The exercise asks you to copy every line below in which "usage" appears.
======== Provided information ========
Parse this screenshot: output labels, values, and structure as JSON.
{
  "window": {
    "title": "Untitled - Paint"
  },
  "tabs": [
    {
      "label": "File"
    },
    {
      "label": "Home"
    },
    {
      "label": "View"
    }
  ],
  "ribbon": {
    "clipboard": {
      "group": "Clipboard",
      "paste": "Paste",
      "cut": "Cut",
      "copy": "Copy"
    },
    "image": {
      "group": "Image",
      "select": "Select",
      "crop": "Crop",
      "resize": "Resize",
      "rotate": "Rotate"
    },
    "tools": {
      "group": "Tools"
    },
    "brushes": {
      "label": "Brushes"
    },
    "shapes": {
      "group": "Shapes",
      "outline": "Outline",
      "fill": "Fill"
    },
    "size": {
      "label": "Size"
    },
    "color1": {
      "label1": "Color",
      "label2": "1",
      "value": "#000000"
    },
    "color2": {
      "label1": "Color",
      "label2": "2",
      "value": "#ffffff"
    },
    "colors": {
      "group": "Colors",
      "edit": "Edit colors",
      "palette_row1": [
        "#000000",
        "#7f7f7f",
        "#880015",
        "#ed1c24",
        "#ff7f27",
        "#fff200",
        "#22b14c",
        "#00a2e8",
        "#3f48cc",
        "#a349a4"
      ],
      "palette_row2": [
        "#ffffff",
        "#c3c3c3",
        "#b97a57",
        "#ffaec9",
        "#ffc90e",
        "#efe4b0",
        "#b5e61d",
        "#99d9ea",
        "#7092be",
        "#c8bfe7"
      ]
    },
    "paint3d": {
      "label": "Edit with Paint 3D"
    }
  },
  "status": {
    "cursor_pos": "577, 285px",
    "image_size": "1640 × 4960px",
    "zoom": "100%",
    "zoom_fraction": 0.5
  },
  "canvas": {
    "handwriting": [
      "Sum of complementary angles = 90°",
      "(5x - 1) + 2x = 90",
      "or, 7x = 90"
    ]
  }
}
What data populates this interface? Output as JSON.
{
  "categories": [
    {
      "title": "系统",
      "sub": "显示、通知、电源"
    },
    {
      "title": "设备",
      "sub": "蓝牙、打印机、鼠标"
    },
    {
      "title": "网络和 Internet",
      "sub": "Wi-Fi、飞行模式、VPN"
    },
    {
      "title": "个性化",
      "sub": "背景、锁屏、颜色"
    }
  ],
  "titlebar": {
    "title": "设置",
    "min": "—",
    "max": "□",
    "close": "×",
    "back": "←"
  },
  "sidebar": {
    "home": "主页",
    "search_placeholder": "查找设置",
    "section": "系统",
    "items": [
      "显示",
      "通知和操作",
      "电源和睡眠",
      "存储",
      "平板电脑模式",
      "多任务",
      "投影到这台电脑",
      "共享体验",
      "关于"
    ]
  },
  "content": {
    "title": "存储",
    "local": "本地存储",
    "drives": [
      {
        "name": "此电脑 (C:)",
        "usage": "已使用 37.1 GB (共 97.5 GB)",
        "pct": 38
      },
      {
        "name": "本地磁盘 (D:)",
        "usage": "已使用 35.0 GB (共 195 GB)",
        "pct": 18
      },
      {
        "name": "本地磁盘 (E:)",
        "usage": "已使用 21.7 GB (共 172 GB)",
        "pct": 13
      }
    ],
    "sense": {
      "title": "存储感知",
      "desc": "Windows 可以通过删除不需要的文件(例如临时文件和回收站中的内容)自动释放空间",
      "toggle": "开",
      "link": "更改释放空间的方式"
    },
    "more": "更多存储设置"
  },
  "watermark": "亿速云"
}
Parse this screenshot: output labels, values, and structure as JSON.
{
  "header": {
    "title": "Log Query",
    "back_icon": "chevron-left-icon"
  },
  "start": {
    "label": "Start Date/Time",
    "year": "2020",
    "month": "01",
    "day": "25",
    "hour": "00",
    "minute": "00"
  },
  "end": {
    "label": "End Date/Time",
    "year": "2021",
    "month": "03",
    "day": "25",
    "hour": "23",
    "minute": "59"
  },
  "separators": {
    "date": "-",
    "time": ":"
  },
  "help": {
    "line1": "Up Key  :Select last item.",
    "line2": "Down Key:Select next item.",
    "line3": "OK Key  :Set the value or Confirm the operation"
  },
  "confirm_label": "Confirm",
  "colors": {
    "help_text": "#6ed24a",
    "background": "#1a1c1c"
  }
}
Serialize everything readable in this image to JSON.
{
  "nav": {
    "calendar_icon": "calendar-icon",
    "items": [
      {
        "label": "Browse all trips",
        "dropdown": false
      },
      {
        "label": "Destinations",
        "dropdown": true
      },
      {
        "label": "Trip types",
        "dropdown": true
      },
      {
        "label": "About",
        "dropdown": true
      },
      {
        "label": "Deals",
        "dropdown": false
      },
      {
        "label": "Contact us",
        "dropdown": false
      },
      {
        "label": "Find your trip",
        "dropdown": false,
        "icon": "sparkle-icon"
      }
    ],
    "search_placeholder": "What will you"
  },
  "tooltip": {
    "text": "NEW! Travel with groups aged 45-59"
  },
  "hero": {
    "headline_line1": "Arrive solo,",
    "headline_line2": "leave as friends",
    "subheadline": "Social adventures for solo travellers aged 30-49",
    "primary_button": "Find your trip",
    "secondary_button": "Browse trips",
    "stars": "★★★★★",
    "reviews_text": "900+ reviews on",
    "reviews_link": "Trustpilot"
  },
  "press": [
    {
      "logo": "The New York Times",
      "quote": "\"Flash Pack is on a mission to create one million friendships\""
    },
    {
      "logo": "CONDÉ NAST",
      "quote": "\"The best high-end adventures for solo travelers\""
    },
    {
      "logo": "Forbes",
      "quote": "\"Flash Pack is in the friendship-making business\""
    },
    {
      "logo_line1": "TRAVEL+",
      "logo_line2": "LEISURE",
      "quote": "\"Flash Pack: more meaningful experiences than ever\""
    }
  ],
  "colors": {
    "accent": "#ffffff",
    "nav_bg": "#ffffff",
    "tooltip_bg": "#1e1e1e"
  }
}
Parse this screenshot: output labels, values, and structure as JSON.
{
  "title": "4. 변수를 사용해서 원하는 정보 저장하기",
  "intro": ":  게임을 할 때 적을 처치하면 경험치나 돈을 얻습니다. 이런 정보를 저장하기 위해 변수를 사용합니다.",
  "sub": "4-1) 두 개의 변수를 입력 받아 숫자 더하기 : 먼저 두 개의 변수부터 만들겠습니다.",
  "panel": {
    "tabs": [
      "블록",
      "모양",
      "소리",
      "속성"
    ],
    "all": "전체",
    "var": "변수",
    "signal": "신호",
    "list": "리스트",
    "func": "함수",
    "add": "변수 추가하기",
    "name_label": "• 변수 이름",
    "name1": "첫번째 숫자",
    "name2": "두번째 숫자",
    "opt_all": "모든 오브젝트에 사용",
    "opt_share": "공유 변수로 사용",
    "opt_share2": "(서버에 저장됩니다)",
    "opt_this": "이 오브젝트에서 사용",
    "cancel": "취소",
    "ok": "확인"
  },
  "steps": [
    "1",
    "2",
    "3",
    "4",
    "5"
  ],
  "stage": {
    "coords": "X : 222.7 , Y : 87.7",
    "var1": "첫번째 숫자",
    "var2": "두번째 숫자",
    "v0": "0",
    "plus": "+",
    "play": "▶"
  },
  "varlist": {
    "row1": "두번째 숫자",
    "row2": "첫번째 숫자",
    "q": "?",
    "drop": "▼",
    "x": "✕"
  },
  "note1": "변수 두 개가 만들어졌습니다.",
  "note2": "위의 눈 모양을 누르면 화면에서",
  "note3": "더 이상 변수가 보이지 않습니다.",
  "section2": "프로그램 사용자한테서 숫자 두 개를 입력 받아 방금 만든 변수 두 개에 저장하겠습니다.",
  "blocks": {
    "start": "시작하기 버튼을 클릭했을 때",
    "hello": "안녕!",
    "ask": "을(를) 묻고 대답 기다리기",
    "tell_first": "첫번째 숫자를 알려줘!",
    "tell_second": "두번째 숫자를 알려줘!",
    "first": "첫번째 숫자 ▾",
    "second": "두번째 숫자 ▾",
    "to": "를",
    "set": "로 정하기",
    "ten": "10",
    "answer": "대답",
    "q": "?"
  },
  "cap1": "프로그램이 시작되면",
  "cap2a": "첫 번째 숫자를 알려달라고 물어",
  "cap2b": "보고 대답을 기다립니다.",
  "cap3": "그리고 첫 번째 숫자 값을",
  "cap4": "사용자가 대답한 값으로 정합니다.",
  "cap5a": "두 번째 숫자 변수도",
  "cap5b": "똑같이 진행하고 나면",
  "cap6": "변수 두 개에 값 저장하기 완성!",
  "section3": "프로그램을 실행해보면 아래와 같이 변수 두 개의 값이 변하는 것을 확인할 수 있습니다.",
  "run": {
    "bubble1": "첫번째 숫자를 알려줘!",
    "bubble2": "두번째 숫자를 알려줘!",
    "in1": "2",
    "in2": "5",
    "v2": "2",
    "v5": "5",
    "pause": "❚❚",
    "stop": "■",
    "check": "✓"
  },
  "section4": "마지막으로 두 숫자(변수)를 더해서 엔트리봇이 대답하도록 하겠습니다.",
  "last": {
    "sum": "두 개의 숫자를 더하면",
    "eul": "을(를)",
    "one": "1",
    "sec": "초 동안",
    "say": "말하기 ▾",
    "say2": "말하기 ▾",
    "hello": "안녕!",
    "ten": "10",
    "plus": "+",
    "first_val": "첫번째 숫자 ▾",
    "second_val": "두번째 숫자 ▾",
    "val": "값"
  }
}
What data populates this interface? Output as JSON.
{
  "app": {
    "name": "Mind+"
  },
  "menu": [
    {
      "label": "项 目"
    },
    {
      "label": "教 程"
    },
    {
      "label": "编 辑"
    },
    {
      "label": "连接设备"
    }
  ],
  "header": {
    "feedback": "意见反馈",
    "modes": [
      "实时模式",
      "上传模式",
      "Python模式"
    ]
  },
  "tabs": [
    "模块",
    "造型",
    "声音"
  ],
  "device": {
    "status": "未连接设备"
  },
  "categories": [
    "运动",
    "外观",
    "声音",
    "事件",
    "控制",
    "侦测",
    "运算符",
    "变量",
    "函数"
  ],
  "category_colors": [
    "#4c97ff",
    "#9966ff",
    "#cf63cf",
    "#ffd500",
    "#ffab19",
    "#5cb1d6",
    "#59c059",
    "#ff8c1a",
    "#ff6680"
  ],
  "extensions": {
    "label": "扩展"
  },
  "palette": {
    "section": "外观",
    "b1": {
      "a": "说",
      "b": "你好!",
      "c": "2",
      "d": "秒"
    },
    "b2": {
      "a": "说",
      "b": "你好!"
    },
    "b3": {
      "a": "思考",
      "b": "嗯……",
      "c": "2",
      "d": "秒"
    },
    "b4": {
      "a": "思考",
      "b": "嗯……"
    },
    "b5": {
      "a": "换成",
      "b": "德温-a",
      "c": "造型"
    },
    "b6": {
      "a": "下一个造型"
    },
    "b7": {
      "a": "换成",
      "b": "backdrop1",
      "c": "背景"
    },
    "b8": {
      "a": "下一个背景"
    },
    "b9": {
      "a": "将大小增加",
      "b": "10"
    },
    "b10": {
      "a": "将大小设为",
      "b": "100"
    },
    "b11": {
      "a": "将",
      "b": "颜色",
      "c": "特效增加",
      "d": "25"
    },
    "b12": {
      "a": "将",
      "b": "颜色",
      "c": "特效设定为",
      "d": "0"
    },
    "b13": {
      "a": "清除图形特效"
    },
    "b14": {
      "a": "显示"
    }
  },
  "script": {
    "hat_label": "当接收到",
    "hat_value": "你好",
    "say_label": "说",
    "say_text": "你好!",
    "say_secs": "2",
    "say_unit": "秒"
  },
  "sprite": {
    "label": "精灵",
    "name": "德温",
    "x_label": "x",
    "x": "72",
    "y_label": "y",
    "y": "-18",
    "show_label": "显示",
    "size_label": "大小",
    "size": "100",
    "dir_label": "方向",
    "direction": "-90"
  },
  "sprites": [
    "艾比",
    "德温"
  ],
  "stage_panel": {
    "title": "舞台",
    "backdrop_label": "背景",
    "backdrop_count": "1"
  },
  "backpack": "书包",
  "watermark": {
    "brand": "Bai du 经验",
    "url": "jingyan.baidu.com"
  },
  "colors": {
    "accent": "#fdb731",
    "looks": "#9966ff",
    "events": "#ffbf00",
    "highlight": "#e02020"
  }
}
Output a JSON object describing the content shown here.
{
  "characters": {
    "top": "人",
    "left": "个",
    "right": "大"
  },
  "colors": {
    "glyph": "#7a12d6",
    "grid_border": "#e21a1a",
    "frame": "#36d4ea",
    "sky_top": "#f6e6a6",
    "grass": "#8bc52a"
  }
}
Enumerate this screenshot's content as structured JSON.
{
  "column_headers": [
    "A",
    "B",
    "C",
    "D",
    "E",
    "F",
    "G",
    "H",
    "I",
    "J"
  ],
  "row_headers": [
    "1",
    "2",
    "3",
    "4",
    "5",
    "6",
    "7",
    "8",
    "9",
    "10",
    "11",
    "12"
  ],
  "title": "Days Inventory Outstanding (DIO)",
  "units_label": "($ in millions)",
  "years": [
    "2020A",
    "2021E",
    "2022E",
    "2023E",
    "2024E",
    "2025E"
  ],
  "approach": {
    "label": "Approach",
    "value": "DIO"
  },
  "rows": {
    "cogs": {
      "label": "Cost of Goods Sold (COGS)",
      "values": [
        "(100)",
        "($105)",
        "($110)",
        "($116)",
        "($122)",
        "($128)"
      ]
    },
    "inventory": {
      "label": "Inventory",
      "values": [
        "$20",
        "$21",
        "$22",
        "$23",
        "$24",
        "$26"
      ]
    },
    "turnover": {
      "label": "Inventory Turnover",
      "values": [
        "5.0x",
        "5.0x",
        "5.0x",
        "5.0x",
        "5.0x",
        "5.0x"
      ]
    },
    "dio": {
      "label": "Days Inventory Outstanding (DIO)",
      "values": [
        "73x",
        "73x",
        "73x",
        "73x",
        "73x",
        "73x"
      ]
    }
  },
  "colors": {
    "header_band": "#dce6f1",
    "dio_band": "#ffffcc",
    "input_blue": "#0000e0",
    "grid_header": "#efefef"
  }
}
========
* **Output of the task**:
        "usage": "已使用 37.1 GB (共 97.5 GB)",
        "usage": "已使用 35.0 GB (共 195 GB)",
        "usage": "已使用 21.7 GB (共 172 GB)",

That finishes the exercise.